In seven short stories, residents of a London boardinghouse reach moments of clarity. On London Road, lined with scruffy shops, stands No. 17, a detached red-brick Victorian that’s been turned into a boardinghouse. Its residents tend toward hard luck and desperation: Janice is just out of prison; Mandy is on probation; Bitty has a good education, but is scarred by her mother’s frequent abandonments; and Isobel is mentally unstable. Nora, the landlady, writes romance novels but has experienced little romance herself, and her daughter, Anna, is disgusted by Isobel’s outbursts.
Their interconnected stories take place on a day of unusually hot weather, and focus on one resident at a time, with Janice’s story told in two parts. In each, characters have a chance to make a leap of faith in other people, or in the future. In “The Walls of Buckingham Palace,” for example, Nora—who adores the queen—reflects on an uneasy encounter with Len, her local pub’s new landlord, who drank too much and frightened her off: “But every night since, her sleep had been disturbed by longings she thought had long since been vanquished.” It takes queenlike courage for her to return to the pub, where she finds that Len is apologetic, sincere, and kind. Pointing to a framed photograph of the queen, he remarks, “You remind me of her, you do”; nothing, of course, could better gain her trust and win her over.

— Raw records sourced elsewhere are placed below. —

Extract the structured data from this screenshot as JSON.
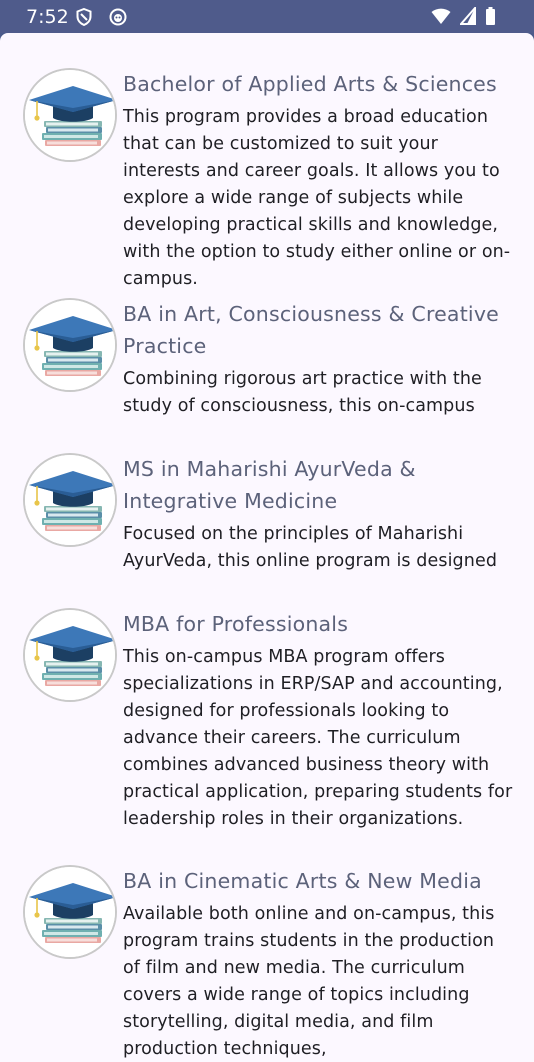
{
  "status_bar": {
    "time": "7:52",
    "icons_left": [
      "shield-icon",
      "face-icon"
    ],
    "icons_right": [
      "wifi-icon",
      "cellular-icon",
      "battery-icon"
    ]
  },
  "programs": [
    {
      "title": "Bachelor of Applied Arts & Sciences",
      "description": "This program provides a broad education that can be customized to suit your interests and career goals. It allows you to explore a wide range of subjects while developing practical skills and knowledge, with the option to study either online or on-campus."
    },
    {
      "title": "BA in Art, Consciousness & Creative Practice",
      "description": "Combining rigorous art practice with the study of consciousness, this on-campus"
    },
    {
      "title": "MS in Maharishi AyurVeda & Integrative Medicine",
      "description": "Focused on the principles of Maharishi AyurVeda, this online program is designed for"
    },
    {
      "title": "MBA for Professionals",
      "description": "This on-campus MBA program offers specializations in ERP/SAP and accounting, designed for professionals looking to advance their careers. The curriculum combines advanced business theory with practical application, preparing students for leadership roles in their organizations."
    },
    {
      "title": "BA in Cinematic Arts & New Media",
      "description": "Available both online and on-campus, this program trains students in the production of film and new media. The curriculum covers a wide range of topics including storytelling, digital media, and film production techniques,"
    }
  ],
  "colors": {
    "status_bar": "#4f5b8b",
    "background": "#fcf8ff",
    "title": "#5c627a",
    "body_text": "#1f1f24"
  }
}
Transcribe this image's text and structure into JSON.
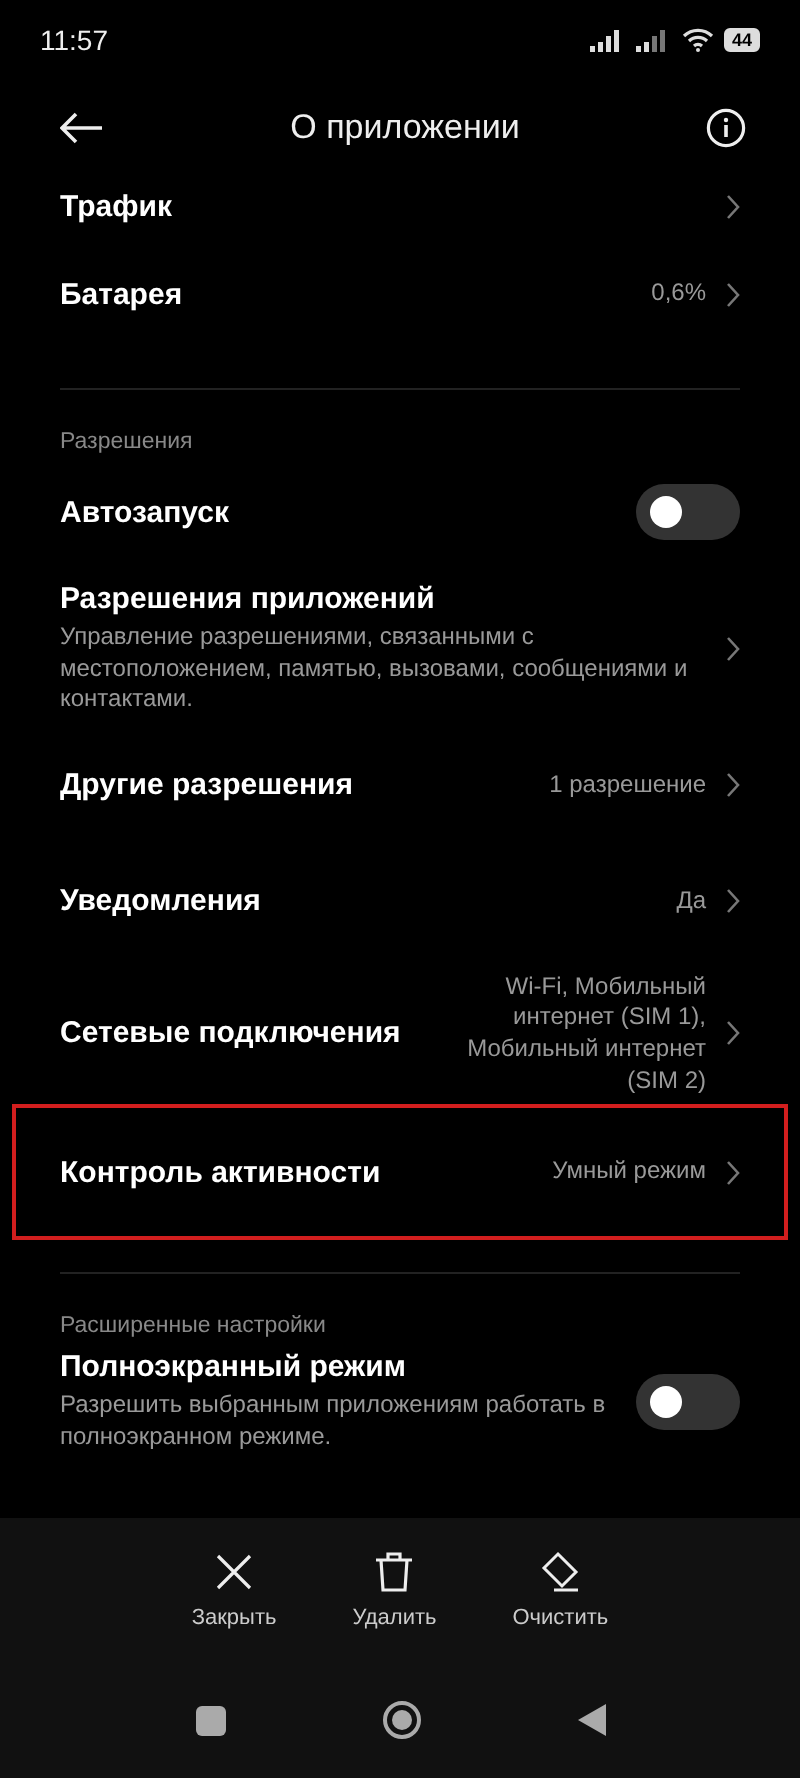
{
  "status_bar": {
    "time": "11:57",
    "battery": "44"
  },
  "header": {
    "title": "О приложении"
  },
  "groups": [
    {
      "items": [
        {
          "kind": "link",
          "title": "Трафик",
          "highlighted": false
        },
        {
          "kind": "link",
          "title": "Батарея",
          "value": "0,6%",
          "highlighted": false
        }
      ]
    },
    {
      "header": "Разрешения",
      "items": [
        {
          "kind": "toggle",
          "title": "Автозапуск",
          "on": false,
          "highlighted": false
        },
        {
          "kind": "link",
          "title": "Разрешения приложений",
          "subtitle": "Управление разрешениями, связанными с местоположением, памятью, вызовами, сообщениями и контактами.",
          "highlighted": false
        },
        {
          "kind": "link",
          "title": "Другие разрешения",
          "value": "1 разрешение",
          "highlighted": false
        },
        {
          "kind": "link",
          "title": "Уведомления",
          "value": "Да",
          "highlighted": false
        },
        {
          "kind": "link",
          "title": "Сетевые подключения",
          "value": "Wi-Fi, Мобильный интернет (SIM 1), Мобильный интернет (SIM 2)",
          "highlighted": false
        },
        {
          "kind": "link",
          "title": "Контроль активности",
          "value": "Умный режим",
          "highlighted": true
        }
      ]
    },
    {
      "header": "Расширенные настройки",
      "items": [
        {
          "kind": "toggle",
          "title": "Полноэкранный режим",
          "subtitle": "Разрешить выбранным приложениям работать в полноэкранном режиме.",
          "on": false,
          "highlighted": false
        }
      ]
    }
  ],
  "actions": [
    {
      "kind": "close",
      "label": "Закрыть"
    },
    {
      "kind": "delete",
      "label": "Удалить"
    },
    {
      "kind": "clear",
      "label": "Очистить"
    }
  ]
}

Though spare and fast-paced, McGovern’s (Cocktails for Book Lovers, 2014, etc.) tales evoke entire biographies. She focuses on illuminative details and subtle, turning-point moments, as when Mandy, a young woman on probation, reacts to her mandatory book group’s reading of Katherine Mansfield’s 1922 short story “The Garden Party.” It stokes her resentment, as she doesn’t even know if people still give garden parties. Mandy makes plans to shoplift again, but something about the book group leader’s hopefulness and the invitation to give her honest opinion sparks her determination to win—maybe a literary argument, or maybe more chocolate wafers.
Tales with subtle, positive but never saccharine transformations that feel fully earned.” – KIRKUS RECOMMENDED REVIEW
“The short shorts in Tessa Smith McGovern’s collection London Road: Linked Stories really are made to fit within the palm of your hand — her delightful and fresh stories are available as apps for your phone or can be converted for your e-reader.
Whatever way you take in the words of McGovern, just make sure you do. Her stories link the lives of residents in a halfway house on the outskirts of London. Based largely on McGovern’s own experiences — her mother operated a Halfway House in Sussex — , her characters come alive through a style that is unique and lovely. McGovern uses words both easily and luxuriously and her ability to evoke place, emotion, and possibility all within the confines of a very short story is amazing. I felt as if I personally knew each character, from Janice to Nora to Isobel to Bitty, and even Len down at the pub, and I cared about them all.” – NINA SANKOVITCH, READALLDAY.ORG